    This year at HUMP! Film Festival we felt right at home in a sea of penises displayed at the nations hippest amateur porn festival, calling Portland and Seattle it's home. Our favorite part of sponsoring HUMP, besides the celebration of sex positivity, kinks, and Dan Savage turning us all into fan girls, is always the shenanigans we get into with the amazing crew at The Portland Mercury! Thanks to everyone for a great porn fest this year, we're already looking forward to the next! XO


    The Mystery Box Show : a review of Portland’s most honest storytelling series

    The Mystery Box Show : a review of Portland’s most honest storytelling series

      Last month, we were lucky enough to catch one of the most interesting events happening in Portland: The Mystery Box show. Six narrators shared their personal experiences to a full house of wide eyes and curious attendees. The hosts and curators couldn’t have picked a more diverse group.


      The first storyteller was introduced as an aerial yoga practitioner and queer writer. She told the audience details about her first visit to the Egyptian room, a place Lonely Planet advertises as “Portland's main lesbian hangout”. Her story was focused around her disgust with fetishization of brown skin, subverting the patriarchy from within and experiencing a stranger extend an opportunity to connect in the most surprising way.


      The second storyteller easily transitioned the theme of connection, stating that “sex is the most meaningful to me when we express the symmetries between us.” She carefully retold her experience of having sex with a partner where she had a phantom cock and he had a phantom vagina. The takeaway? Find someone who is game and suspend your own beliefs as often as you can.


      The third storyteller gracefully recounted his gradual decline with his ex-wife, as eloquent as that can be told. Their no sex for six years “secret” escalated when he found someone he fell in love with. His prior era as a lonely pastor turned into a dramatic adventure into acceptance, vulnerability and starting brand new...with everything. He emphasized the importance in being honest from the beginning.


      The fourth storyteller and co-host of the night shared her experience of growing up in Germany and masturbating with a rusty nail in the Black Forest. She concluded with explaining the importance in setting healthy boundaries for yourself.


      The fifth storyteller moved to Oregon and, due to circumstances, was left without a job. She decided to try stripping and almost gave up before an experienced dancer reached out to her. She found community and sisterhood. The really good moments make time hustle, not stop.


      The sixth storyteller is a senior sex ed blogger who could “go without sex and be just fine”. She was rigid and avoiding sex with her husband. They attended intimacy workshops in California and tried to work their marriage out through this. It took a handful of events for Jane to realize what was holding her back: trauma from her childhood. She found solace in a stranger who held space for her to work out these realizations and no longer let her pain influence her current love.
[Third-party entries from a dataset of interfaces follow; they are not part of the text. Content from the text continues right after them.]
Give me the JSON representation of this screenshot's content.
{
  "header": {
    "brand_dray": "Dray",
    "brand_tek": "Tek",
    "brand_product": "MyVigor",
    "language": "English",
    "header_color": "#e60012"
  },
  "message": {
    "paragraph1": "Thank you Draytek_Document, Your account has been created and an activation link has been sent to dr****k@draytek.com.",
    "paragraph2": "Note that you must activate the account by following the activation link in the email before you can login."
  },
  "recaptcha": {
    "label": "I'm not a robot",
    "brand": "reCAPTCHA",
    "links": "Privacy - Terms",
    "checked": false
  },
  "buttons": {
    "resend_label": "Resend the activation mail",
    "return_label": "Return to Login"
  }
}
      I walked away from the Alberta Rose theater not only feeling more thoughtful about my own experiences, but realizing that we all feel so much of the same things.


    December 11th, The Mystery Box Show will be back at the Alberta Rose Theatre for more intimate and true stories.

    Buy tickets for the next event: